This ruleset share similarities with an even earlier ruleset: L50-55 from Pokémon Stadium, itself derived from the ruleset used during the 1997 Nintendo Cup tournament held in Japan. NC ‘97 was a 3v3 Singles format where each Pokémon brought to battle was required to be between levels 50 and 55, and where the totals of the selected monsters’ levels cannot exceed 155. This meant that, for instance, an obscenely powerful Pokémon like Mewtwo was not even eligible to battle in the format, because it was available in-game only starting at Level 70.
Nintendo Cup ‘97 took place a year after the games were released, and uses a rules format that is still similar to the format used in today’s VGC. This ruleset became the basis of just about every competitive battle format used inside and outside of the games. The reasoning for choosing 3v3? Time constraints. A full 6v6 Singles battle would take too long, and would probably be too boring.
The attempt to create a competitive Pokémon ruleset for 6v6 Singles was a mistake, and Game Freak knew that from the very beginning of the series. Not only does Game Freak actually playtest their games for competitive play, it’s become clear to me that they have always done so. It really does seem that when they would add new gameplay elements such as monsters, moves, items, and abilities, or when they even add entire new mechanics to the game, Game Freak would test them thouroughly to ensure a desired level of game balance was achieved. The suggested rules in-game represent an attempt to present the mechanics in a format that allows fair, interesting competition, and the lack of an official 6v6 format like how some in-game battles are comported show that such a thing is impossible to do without creating a worse gameplay experience.
If you’re a longtime OU player, try giving VGC a chance.
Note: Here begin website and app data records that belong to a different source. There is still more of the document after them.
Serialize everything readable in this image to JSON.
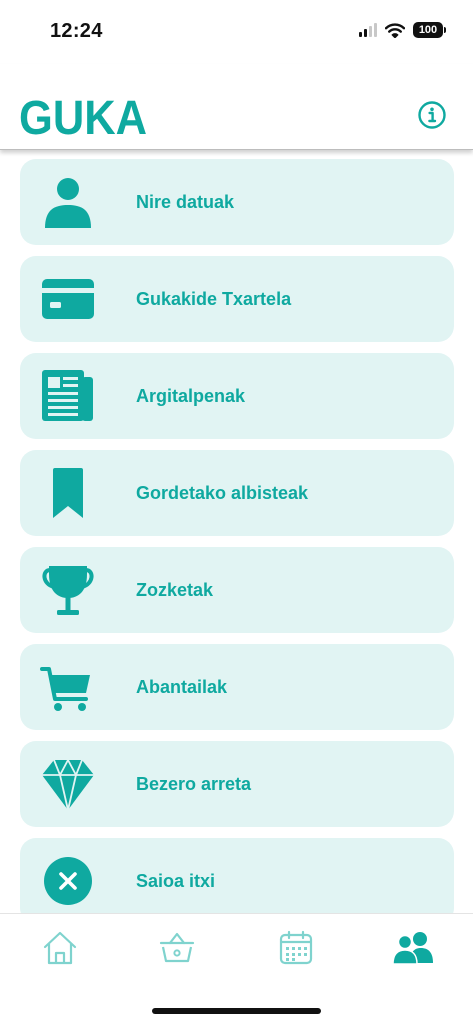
{
  "status_bar": {
    "time": "12:24",
    "battery": "100"
  },
  "header": {
    "logo_text": "GUKA"
  },
  "menu": {
    "items": [
      {
        "label": "Nire datuak",
        "icon": "user-icon"
      },
      {
        "label": "Gukakide Txartela",
        "icon": "card-icon"
      },
      {
        "label": "Argitalpenak",
        "icon": "newspaper-icon"
      },
      {
        "label": "Gordetako albisteak",
        "icon": "bookmark-icon"
      },
      {
        "label": "Zozketak",
        "icon": "trophy-icon"
      },
      {
        "label": "Abantailak",
        "icon": "cart-icon"
      },
      {
        "label": "Bezero arreta",
        "icon": "diamond-icon"
      },
      {
        "label": "Saioa itxi",
        "icon": "close-circle-icon"
      }
    ]
  },
  "tab_bar": {
    "tabs": [
      {
        "icon": "home-icon",
        "active": false
      },
      {
        "icon": "basket-icon",
        "active": false
      },
      {
        "icon": "calendar-icon",
        "active": false
      },
      {
        "icon": "users-icon",
        "active": true
      }
    ]
  },
  "colors": {
    "accent": "#0fa9a0",
    "tile_background": "#e1f4f3",
    "inactive_tab": "#7fd3ce"
  }
}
It might seem unusually fast-paced at first, and it might seem like the match hinges on a few early-game decisions, but once you get used to it you might find the fast pace and the lack of stall to be a welcome change. If you’re revisiting the old games with friends, try playing by Poké Cup or Battle Tower rules. Embrace the old “HM Mule” gimmick that reduced the size of your team; you might like having more restrictions on your strategy, forcing you to be more clever and creative. Despite the fact that Pokémon is an open-ended game that emphasizes player choice, I think we just might have been playing it wrong this whole time.